With the rise in incidents of identity theft over the past few years, many organizations are rightfully concerned about keeping their customers' data private. While the financial service industry has been regulated since the late '90s by the federal government, other companies would be wise to follow their lead.

For some years now, financial service companies have had to comply with the provisions of the oft-maligned Gramm Leach Bliley Act. Among other things, GLBA calls for a process that begins with an assessment of an organization's information systems, development of a security strategy, implementation of the strategy and, finally, ongoing monitoring.

Sounds simple, right? Well, as the saying goes, the devil is in the details. There are a handful of sensitive areas that should be addressed in an organization's security strategy. This includes access control, which ensures that the right people can get onto the right systems.

Correspondingly, the wrong folks are kept out of systems that they have no reason to use. Access must be controlled at the network, operating system and application level, and should also take into account remote access.

Another area of concern is protection of the physical environment. This includes security of the data center and even components within the data center, such as safes used for storing media. In addition to keeping bad people out of the data center, care also should be taken to ensure that bad elements are kept out of the data center, such as fire, smoke, water and electrical interference, among others.

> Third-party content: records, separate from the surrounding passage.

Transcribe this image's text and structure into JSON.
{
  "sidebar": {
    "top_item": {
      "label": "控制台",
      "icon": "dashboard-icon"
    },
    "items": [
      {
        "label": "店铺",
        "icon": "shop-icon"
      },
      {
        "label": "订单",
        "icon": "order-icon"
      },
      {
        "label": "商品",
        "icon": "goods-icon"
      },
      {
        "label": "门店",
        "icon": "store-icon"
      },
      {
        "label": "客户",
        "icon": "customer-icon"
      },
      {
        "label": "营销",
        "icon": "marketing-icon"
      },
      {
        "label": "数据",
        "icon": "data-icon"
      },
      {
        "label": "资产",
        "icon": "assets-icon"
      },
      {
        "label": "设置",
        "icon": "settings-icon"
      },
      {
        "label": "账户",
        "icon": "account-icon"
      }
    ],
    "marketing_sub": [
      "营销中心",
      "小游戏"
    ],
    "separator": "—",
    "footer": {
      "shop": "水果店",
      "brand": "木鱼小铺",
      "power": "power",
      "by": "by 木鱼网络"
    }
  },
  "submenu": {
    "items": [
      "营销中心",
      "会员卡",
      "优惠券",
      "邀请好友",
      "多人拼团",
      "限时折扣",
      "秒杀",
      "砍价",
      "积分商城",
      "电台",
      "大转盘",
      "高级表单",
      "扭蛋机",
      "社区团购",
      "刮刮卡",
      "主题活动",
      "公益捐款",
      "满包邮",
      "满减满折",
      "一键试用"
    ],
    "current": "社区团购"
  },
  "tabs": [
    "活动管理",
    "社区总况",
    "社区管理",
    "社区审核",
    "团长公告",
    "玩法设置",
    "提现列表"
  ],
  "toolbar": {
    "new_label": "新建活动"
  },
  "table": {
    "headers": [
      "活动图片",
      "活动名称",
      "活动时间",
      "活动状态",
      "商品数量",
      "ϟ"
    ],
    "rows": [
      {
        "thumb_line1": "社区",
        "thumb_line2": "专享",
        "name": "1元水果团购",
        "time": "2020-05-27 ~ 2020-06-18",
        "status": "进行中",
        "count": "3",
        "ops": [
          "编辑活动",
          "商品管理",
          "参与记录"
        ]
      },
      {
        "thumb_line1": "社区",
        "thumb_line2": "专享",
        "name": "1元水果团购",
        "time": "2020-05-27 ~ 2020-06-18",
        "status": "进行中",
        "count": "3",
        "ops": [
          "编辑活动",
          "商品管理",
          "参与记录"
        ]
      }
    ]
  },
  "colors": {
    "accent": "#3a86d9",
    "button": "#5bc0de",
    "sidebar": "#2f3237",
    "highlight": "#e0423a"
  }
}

Of course, the human element is always a major concern. After all, staff or contractors are always capable of altering or deleting data, disrupting or destroying systems. Anyone who touches the system should be fully vetted and properly trained.

Along these lines, in addition to in-house staff, organizations often outsource some of their IT functions. Vendors should be selected carefully. Assurances should be spelled out contractually with respect to security responsibilities, controls and reporting. Nondisclosure agreements also should be executed to protect data.

In light of the recent tsunami, which easily could have affected Hawaii, organizations must be prepared for disastrous incidents and how to ensure continuation of operations under such conditions.

This is by no means a comprehensive list. Organizations that address these issues will, however, have a leg up on those that do not.